Personal Pronouns come in two types: Those used by Peasents among themselves, and those used by nobles among themselves and peasents to nobles. Nobles to peasents can use either set, but the former ("Colloquial") set is considered insulting and dismissive. Peasents can also use the other set ("High") among themselves for irony or other jokes.
Colloquial Pronouns:
1p sing: Ngung
1p plr exclusive: Mum
1P plr inclusive: Mam
2P sing: Ñang
2P plr: Niñ
3p sing: Tàn
3P plr: Shin

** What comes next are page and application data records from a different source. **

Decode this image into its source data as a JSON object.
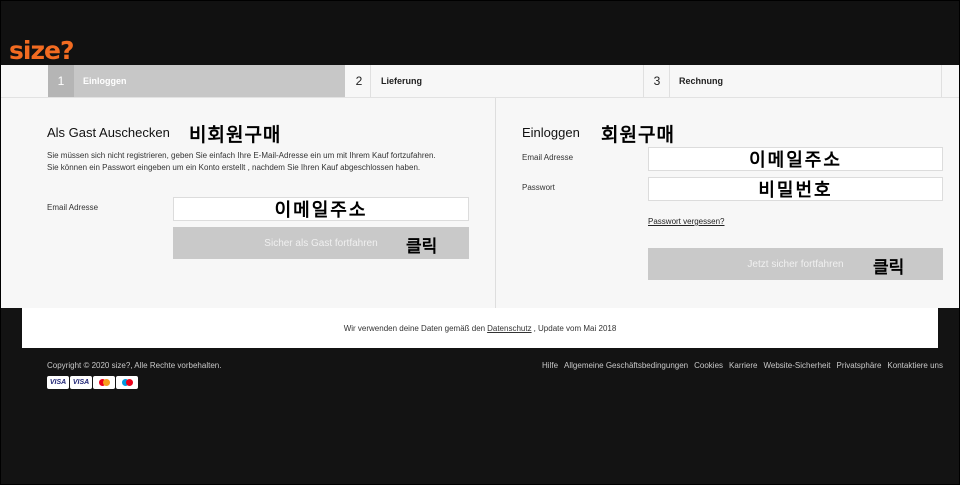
{
  "brand": {
    "logo_text": "size",
    "logo_mark": "?"
  },
  "steps": [
    {
      "num": "1",
      "label": "Einloggen",
      "active": true
    },
    {
      "num": "2",
      "label": "Lieferung",
      "active": false
    },
    {
      "num": "3",
      "label": "Rechnung",
      "active": false
    }
  ],
  "guest": {
    "title": "Als Gast Auschecken",
    "overlay_title": "비회원구매",
    "description": "Sie müssen sich nicht registrieren, geben Sie einfach Ihre E-Mail-Adresse ein um mit Ihrem Kauf fortzufahren. Sie können ein Passwort eingeben um ein Konto erstellt , nachdem Sie Ihren Kauf abgeschlossen haben.",
    "email_label": "Email Adresse",
    "email_overlay": "이메일주소",
    "button_label": "Sicher als Gast fortfahren",
    "button_overlay": "클릭"
  },
  "login": {
    "title": "Einloggen",
    "overlay_title": "회원구매",
    "email_label": "Email Adresse",
    "email_overlay": "이메일주소",
    "password_label": "Passwort",
    "password_overlay": "비밀번호",
    "forgot_link": "Passwort vergessen?",
    "button_label": "Jetzt sicher fortfahren",
    "button_overlay": "클릭"
  },
  "notice": {
    "before": "Wir verwenden deine Daten gemäß den",
    "link": "Datenschutz",
    "after": ", Update vom Mai 2018"
  },
  "footer": {
    "copyright": "Copyright © 2020 size?, Alle Rechte vorbehalten.",
    "cards": [
      "VISA",
      "VISA"
    ],
    "links": [
      "Hilfe",
      "Allgemeine Geschäftsbedingungen",
      "Cookies",
      "Karriere",
      "Website-Sicherheit",
      "Privatsphäre",
      "Kontaktiere uns"
    ]
  },
  "colors": {
    "brand_orange": "#f26b21",
    "button_gray": "#c9c9c9",
    "footer_bg": "#131313"
  }
}
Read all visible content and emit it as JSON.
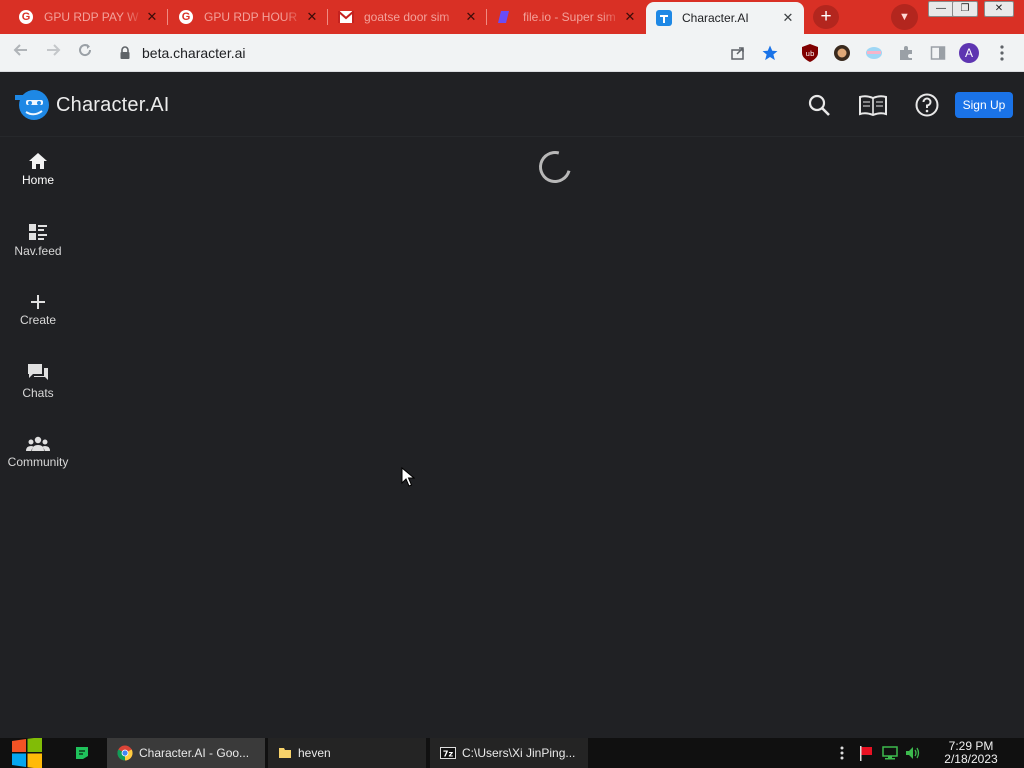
{
  "browser": {
    "tabs": [
      {
        "title": "GPU RDP PAY W",
        "favicon": "google-g-icon",
        "active": false
      },
      {
        "title": "GPU RDP HOUR",
        "favicon": "google-g-icon",
        "active": false
      },
      {
        "title": "goatse door sim",
        "favicon": "gmail-icon",
        "active": false
      },
      {
        "title": "file.io - Super sim",
        "favicon": "fileio-icon",
        "active": false
      },
      {
        "title": "Character.AI",
        "favicon": "characterai-icon",
        "active": true
      }
    ],
    "url": "beta.character.ai",
    "new_tab_label": "+",
    "window_controls": [
      "—",
      "❐",
      "✕"
    ]
  },
  "app": {
    "brand": "Character.AI",
    "signup_label": "Sign Up",
    "header_icons": [
      "search-icon",
      "book-icon",
      "help-icon"
    ],
    "nav": [
      {
        "label": "Home",
        "icon": "home-icon",
        "selected": true
      },
      {
        "label": "Nav.feed",
        "icon": "feed-icon",
        "selected": false
      },
      {
        "label": "Create",
        "icon": "plus-icon",
        "selected": false
      },
      {
        "label": "Chats",
        "icon": "chats-icon",
        "selected": false
      },
      {
        "label": "Community",
        "icon": "community-icon",
        "selected": false
      }
    ],
    "loading": true
  },
  "taskbar": {
    "items": [
      {
        "label": "Character.AI - Goo...",
        "icon": "chrome-icon",
        "active": true
      },
      {
        "label": "heven",
        "icon": "folder-icon",
        "active": false
      },
      {
        "label": "C:\\Users\\Xi JinPing...",
        "icon": "7zip-icon",
        "active": false
      }
    ],
    "time": "7:29 PM",
    "date": "2/18/2023"
  },
  "colors": {
    "tabstrip": "#d93025",
    "page_bg": "#202124",
    "signup_bg": "#1a73e8",
    "brand_blue": "#1e88e5",
    "taskbar": "#101010"
  }
}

High Pronouns:
1P singular: Kẽ
1p plr exclusive: Pũ
1P plr inclusive: Pã
2P sing Kä̃
2P plr: Tĩ
3p sing: Tã
3P plr: Shẽ


When the "High" set can be used, the pronouns have genitive forms, that differentiate between alienable and inalienable by requiring <ku> with the latter:
1p sing: Kũ
1p plr exclusive: Pũ
1P plr inclusive: Põ
2P sing: Kõ
2P plr: Kẽ
3p sing: Tõ
3P plr: Shõ

Kũ ku låni
"My hand"

Kẽ tunga
"My boat"

Peasents adressing Nobles may insert the title of the Noble for the 2P pronoun, like Kisuntà "Petty lord".
Many children make up, or begin to make up, imaginary languages. I have been at it since I could write.
-JRR Tolkien
User avatar
Shemtov
runic
runic
Posts: 2722
Joined: Mon 29 Apr 2013, 03:06

Re: Shäkå̀wawan

Post by Shemtov » Fri 22 Jun 2018, 21:39

Deictic pronouns:
Hå "Prox."
Pẽ "Dist"

Intransitive verbs are simply in the undergoer voice:
Kẽ kàkĩñ matãpù
"I walked"

However, if they mean "To go somewhere" or "To come from" The verb sequence "MEANS-OF-GOING Mutu/Kä̀hunti" is used:

Kẽ kàkĩñ matãpù mamutu kũ tàsi
"I walked to my house"

Predicative Adjectives are treated like intransitive verbs:
Tunga pãrapã
"the boat is red"

Attributive adjectives are formed by placing the apropiate deictic after the NOM-ADJ phrase:

Ngukåli kàkĩñkåñ mokikengi på̀på̀tunga pãrapã pẽ.
"The woman destroyed red canoes"


Ngutuka tapù hå matakä̀pakè kåli
"the good king is killing a woman"

Adverbs are formed by reduplicating an adjective:

Tàn tapùtapù tãpu
"He walks well"
Many children make up, or begin to make up, imaginary languages. I have been at it since I could write.
-JRR Tolkien
Post Reply